CA Mushrooms
CA Mushrooms

Book Review

The Allure of Fungi

By Alison Pouliot
2018, CSIRO Publishing
Paper: 280 pages
ISBN: 9781486308576
AU$49.99 at publisher’s website
$39.95 many sources in USA

Fungi offer a metaphor for connectivity, unpredictability and spontaneity. They provide a way to attune to the dynamism of natural systems and move beyond ideas of individual entities, balance and control. My hope lies in the belief we find the curiosity and imagination to rethink fungi. This will be not just for a more sensitive coexistence, but as a model for an enriched understanding of all life.” So begins the last chapter in a wonderful new book by Australian author, and international forager, Alison Pouliot. This new book is a fun and educational read. Although more specific to the mycology scene in Australia, readers in North America will definitely enjoy seeing the parallels between attitudes and perceptions towards fungi on both continents. Populated initially by predominantly mycophobic settlers, we all are experiencing a fairly recent awakening to mycology—both from the standpoint of foraging for wild mushrooms as food, as well as studying fungi scientifically. (Well, as far as foraging goes, the Aussies seem to be lagging behind us—morels are wellknown there but not yet popular. Apologies to my Aussie friends who are about to be inundated with Yanks once the word gets out!) The very first Australian mushroom to receive a scientific name (in 1792) was Aseröe rubra; little changed until British cryptogamist Miles Joseph Berkeley kick-started the study of Australian fungi in 1836.
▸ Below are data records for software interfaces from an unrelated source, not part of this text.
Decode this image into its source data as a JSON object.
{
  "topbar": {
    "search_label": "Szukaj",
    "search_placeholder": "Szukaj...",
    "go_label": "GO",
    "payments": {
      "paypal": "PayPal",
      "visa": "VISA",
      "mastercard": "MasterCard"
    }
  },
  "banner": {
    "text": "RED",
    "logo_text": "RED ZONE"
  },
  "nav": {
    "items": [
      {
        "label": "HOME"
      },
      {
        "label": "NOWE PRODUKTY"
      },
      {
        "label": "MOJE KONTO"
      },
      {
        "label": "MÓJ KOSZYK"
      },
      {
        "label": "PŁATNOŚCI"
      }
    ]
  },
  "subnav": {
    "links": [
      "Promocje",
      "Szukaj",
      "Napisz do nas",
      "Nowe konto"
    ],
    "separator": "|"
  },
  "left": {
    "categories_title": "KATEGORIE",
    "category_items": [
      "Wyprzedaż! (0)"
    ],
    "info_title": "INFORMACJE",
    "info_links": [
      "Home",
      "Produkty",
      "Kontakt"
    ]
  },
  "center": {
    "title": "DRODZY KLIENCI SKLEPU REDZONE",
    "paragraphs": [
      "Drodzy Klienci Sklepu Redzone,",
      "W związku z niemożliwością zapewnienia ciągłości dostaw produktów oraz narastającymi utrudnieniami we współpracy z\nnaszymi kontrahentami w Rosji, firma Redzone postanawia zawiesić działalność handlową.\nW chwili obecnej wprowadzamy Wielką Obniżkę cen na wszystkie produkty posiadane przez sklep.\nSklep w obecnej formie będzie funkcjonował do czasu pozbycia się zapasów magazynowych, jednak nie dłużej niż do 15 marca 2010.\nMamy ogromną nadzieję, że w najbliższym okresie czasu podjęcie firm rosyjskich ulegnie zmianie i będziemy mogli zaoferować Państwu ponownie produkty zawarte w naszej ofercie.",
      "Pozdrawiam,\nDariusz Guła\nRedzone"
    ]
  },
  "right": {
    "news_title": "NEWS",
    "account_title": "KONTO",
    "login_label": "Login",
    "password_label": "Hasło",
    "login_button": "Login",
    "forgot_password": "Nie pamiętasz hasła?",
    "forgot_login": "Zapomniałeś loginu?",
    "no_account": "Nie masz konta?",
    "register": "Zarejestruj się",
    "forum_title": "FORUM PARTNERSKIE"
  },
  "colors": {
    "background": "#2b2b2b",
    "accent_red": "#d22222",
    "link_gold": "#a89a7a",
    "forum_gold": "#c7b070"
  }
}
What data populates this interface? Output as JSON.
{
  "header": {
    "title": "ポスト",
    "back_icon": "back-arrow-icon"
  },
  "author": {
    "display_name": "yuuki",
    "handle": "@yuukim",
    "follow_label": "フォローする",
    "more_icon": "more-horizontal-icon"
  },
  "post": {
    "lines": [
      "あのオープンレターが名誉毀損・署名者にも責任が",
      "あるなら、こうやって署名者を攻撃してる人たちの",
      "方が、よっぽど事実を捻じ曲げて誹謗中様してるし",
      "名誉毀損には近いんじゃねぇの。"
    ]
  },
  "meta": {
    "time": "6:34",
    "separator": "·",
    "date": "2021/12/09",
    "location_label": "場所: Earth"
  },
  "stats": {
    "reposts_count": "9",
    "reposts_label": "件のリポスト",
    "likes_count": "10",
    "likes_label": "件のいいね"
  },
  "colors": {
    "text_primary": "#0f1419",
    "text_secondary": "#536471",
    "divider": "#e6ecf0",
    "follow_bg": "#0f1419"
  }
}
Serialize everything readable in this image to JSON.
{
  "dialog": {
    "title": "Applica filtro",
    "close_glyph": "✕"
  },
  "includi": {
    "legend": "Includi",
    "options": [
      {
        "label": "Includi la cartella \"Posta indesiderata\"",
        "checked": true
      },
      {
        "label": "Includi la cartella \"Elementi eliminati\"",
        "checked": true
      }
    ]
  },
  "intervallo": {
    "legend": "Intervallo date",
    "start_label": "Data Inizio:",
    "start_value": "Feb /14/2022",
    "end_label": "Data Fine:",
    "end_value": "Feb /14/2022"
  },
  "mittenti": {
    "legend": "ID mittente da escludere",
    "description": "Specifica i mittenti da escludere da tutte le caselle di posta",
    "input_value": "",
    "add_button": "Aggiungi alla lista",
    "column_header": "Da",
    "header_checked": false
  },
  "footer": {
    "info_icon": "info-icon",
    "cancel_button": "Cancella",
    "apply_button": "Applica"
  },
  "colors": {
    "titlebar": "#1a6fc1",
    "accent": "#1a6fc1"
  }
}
Pouliot has done a tremendous amount of research in unearthing a trove of mushroom lore and myth, most of it European of course. But she also provides very up-to-date natural history and ecology information on fungi as well. What I liked most about this book is the conversations with so many people about their attitudes towards fungi (mostly mushrooms of course), as well as uses (and fears) of them. The Allure of Fungi presents fungi through multiple perspectives—those of mycologists and ecologists, foragers and forayers, naturalists and farmers, aesthetes, artists, and philosophers. Pouliot explores how a history of entrenched fears and misconceptions about fungi has led to their near absence in Australian ecological consciousness and biodiversity conservation. Through a combination of text and visual essays (with lots of great, full-page photos), the author reflects on how aesthetic, sensate experience deepened by scientific knowledge offers the best chance for understanding fungi, the forest and human interactions with them.

— Review by Britt Bunyard
— Originally published in Fungi